When the need for leave is unforeseeable, an associate must comply with an employer’s normal call-in procedures absent unusual circumstances. An associate does not need to specifically assert his or her rights under FMLA, or even mention FMLA, when providing notice. The associate must provide “sufficient information” to make the employer aware of the need for FMLA leave and the anticipated timing and duration of the leave.

Associates must fill out and submit a “Family and Medical Leave Act Request” form to the administrative services at least 30 days in advance when the leave is “foreseeable”. Please see Division Managers to request the appropriate form. Associate may also access the most current forms directly at

Under some circumstances, associates may take FMLA leave on an intermittent or reduced schedule basis. That means an associate may take leave in separate blocks of time or by reducing the time he or she works each day or week for a single qualifying reason. When leave is needed for planned medical treatment, the associate must make a reasonable effort to schedule treatment so as not to unduly disrupt the employer’s operations. If FMLA leave is for the birth, adoption, or foster placement of a child, use of intermittent or reduced schedule leave requires the employer’s approval.

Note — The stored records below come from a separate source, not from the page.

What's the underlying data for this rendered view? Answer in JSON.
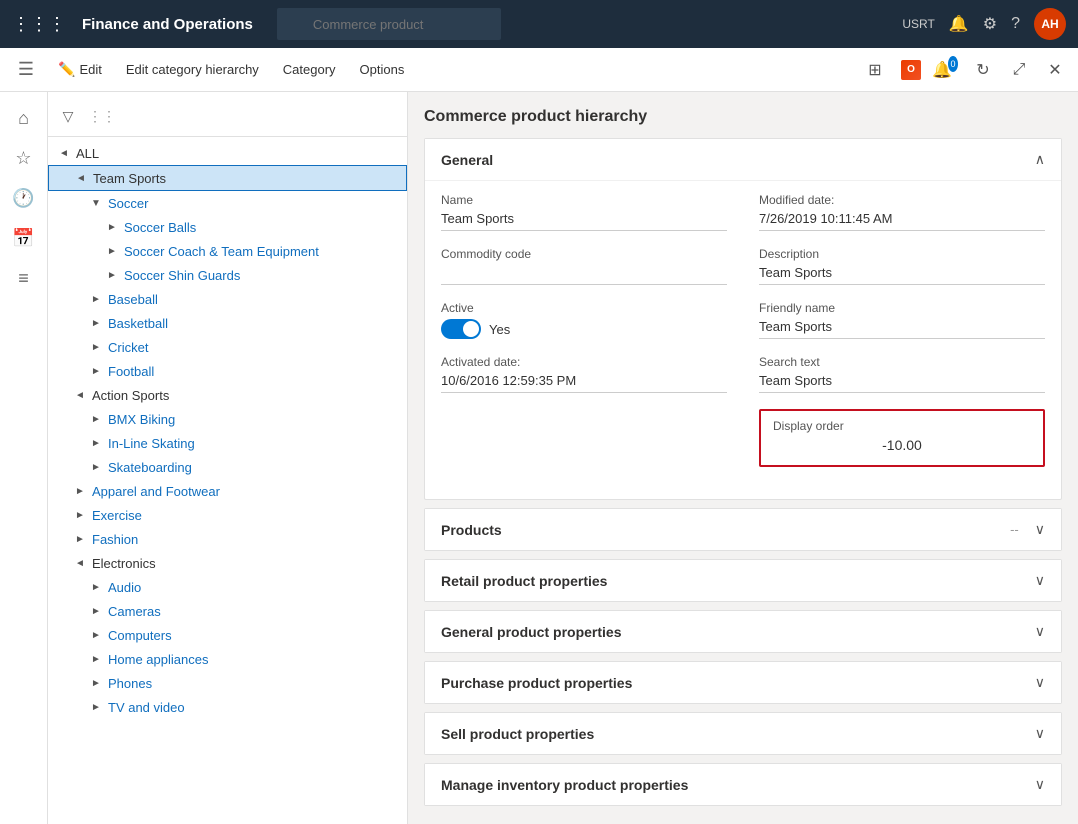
{
  "app": {
    "title": "Finance and Operations",
    "user": "USRT",
    "avatar_initials": "AH",
    "search_placeholder": "Commerce product"
  },
  "command_bar": {
    "edit_label": "Edit",
    "edit_hierarchy_label": "Edit category hierarchy",
    "category_label": "Category",
    "options_label": "Options"
  },
  "tree": {
    "root_label": "ALL",
    "items": [
      {
        "id": "team-sports",
        "label": "Team Sports",
        "level": 1,
        "expanded": true,
        "selected": true,
        "expand_icon": "◄"
      },
      {
        "id": "soccer",
        "label": "Soccer",
        "level": 2,
        "expanded": true,
        "expand_icon": "▼"
      },
      {
        "id": "soccer-balls",
        "label": "Soccer Balls",
        "level": 3,
        "expand_icon": "►"
      },
      {
        "id": "soccer-coach",
        "label": "Soccer Coach & Team Equipment",
        "level": 3,
        "expand_icon": "►"
      },
      {
        "id": "soccer-shin",
        "label": "Soccer Shin Guards",
        "level": 3,
        "expand_icon": "►"
      },
      {
        "id": "baseball",
        "label": "Baseball",
        "level": 2,
        "expand_icon": "►"
      },
      {
        "id": "basketball",
        "label": "Basketball",
        "level": 2,
        "expand_icon": "►"
      },
      {
        "id": "cricket",
        "label": "Cricket",
        "level": 2,
        "expand_icon": "►"
      },
      {
        "id": "football",
        "label": "Football",
        "level": 2,
        "expand_icon": "►"
      },
      {
        "id": "action-sports",
        "label": "Action Sports",
        "level": 1,
        "expanded": true,
        "expand_icon": "◄"
      },
      {
        "id": "bmx",
        "label": "BMX Biking",
        "level": 2,
        "expand_icon": "►"
      },
      {
        "id": "inline",
        "label": "In-Line Skating",
        "level": 2,
        "expand_icon": "►"
      },
      {
        "id": "skate",
        "label": "Skateboarding",
        "level": 2,
        "expand_icon": "►"
      },
      {
        "id": "apparel",
        "label": "Apparel and Footwear",
        "level": 1,
        "expand_icon": "►"
      },
      {
        "id": "exercise",
        "label": "Exercise",
        "level": 1,
        "expand_icon": "►"
      },
      {
        "id": "fashion",
        "label": "Fashion",
        "level": 1,
        "expand_icon": "►"
      },
      {
        "id": "electronics",
        "label": "Electronics",
        "level": 1,
        "expanded": true,
        "expand_icon": "◄"
      },
      {
        "id": "audio",
        "label": "Audio",
        "level": 2,
        "expand_icon": "►"
      },
      {
        "id": "cameras",
        "label": "Cameras",
        "level": 2,
        "expand_icon": "►"
      },
      {
        "id": "computers",
        "label": "Computers",
        "level": 2,
        "expand_icon": "►"
      },
      {
        "id": "home-appliances",
        "label": "Home appliances",
        "level": 2,
        "expand_icon": "►"
      },
      {
        "id": "phones",
        "label": "Phones",
        "level": 2,
        "expand_icon": "►"
      },
      {
        "id": "tv-video",
        "label": "TV and video",
        "level": 2,
        "expand_icon": "►"
      }
    ]
  },
  "detail": {
    "header": "Commerce product hierarchy",
    "sections": {
      "general": {
        "title": "General",
        "expanded": true,
        "fields": {
          "name_label": "Name",
          "name_value": "Team Sports",
          "modified_date_label": "Modified date:",
          "modified_date_value": "7/26/2019 10:11:45 AM",
          "commodity_code_label": "Commodity code",
          "commodity_code_value": "",
          "description_label": "Description",
          "description_value": "Team Sports",
          "active_label": "Active",
          "active_value": "Yes",
          "friendly_name_label": "Friendly name",
          "friendly_name_value": "Team Sports",
          "activated_date_label": "Activated date:",
          "activated_date_value": "10/6/2016 12:59:35 PM",
          "search_text_label": "Search text",
          "search_text_value": "Team Sports",
          "display_order_label": "Display order",
          "display_order_value": "-10.00"
        }
      },
      "products": {
        "title": "Products",
        "expanded": false,
        "dash": "--"
      },
      "retail_product_properties": {
        "title": "Retail product properties",
        "expanded": false
      },
      "general_product_properties": {
        "title": "General product properties",
        "expanded": false
      },
      "purchase_product_properties": {
        "title": "Purchase product properties",
        "expanded": false
      },
      "sell_product_properties": {
        "title": "Sell product properties",
        "expanded": false
      },
      "manage_inventory": {
        "title": "Manage inventory product properties",
        "expanded": false
      }
    }
  }
}
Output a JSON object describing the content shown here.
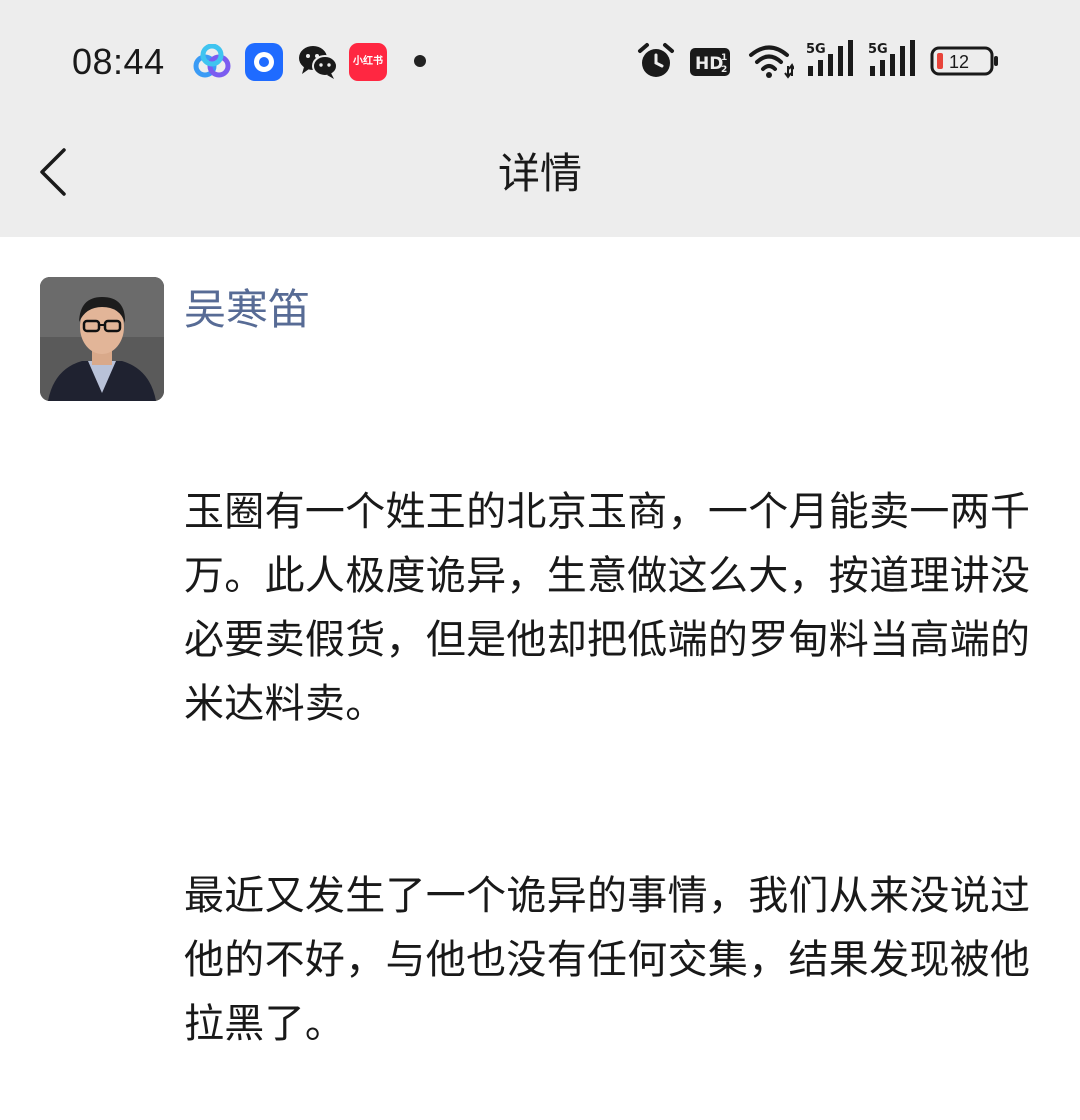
{
  "status_bar": {
    "time": "08:44",
    "notification_icons": [
      "baidu-netdisk-icon",
      "blue-app-icon",
      "wechat-icon",
      "xiaohongshu-icon",
      "more-dot-icon"
    ],
    "xiaohongshu_label": "小红书",
    "hd_label": "HD",
    "network_labels": [
      "5G",
      "5G"
    ],
    "battery_level": "12",
    "battery_color": "#e8443a"
  },
  "nav": {
    "title": "详情"
  },
  "post": {
    "author": "吴寒笛",
    "paragraphs": [
      "玉圈有一个姓王的北京玉商，一个月能卖一两千万。此人极度诡异，生意做这么大，按道理讲没必要卖假货，但是他却把低端的罗甸料当高端的米达料卖。",
      "最近又发生了一个诡异的事情，我们从来没说过他的不好，与他也没有任何交集，结果发现被他拉黑了。"
    ]
  },
  "colors": {
    "top_background": "#ededed",
    "author_link": "#576b95",
    "text": "#191919"
  }
}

Under certain conditions, associates may choose, or employers may require associates, to “substitute” (run concurrently) accrued paid leave, such as sick or vacation leave, to cover some or all of the FMLA leave period or to cover their share of the cost of company health benefits. An associate’s ability to substitute accrued paid leave is determined by availability of unused sick/vacation time as outlined in our normal 1.16.1 Paid Time Off policy.

For additional information regarding the “Family Medical Leave Act” please visit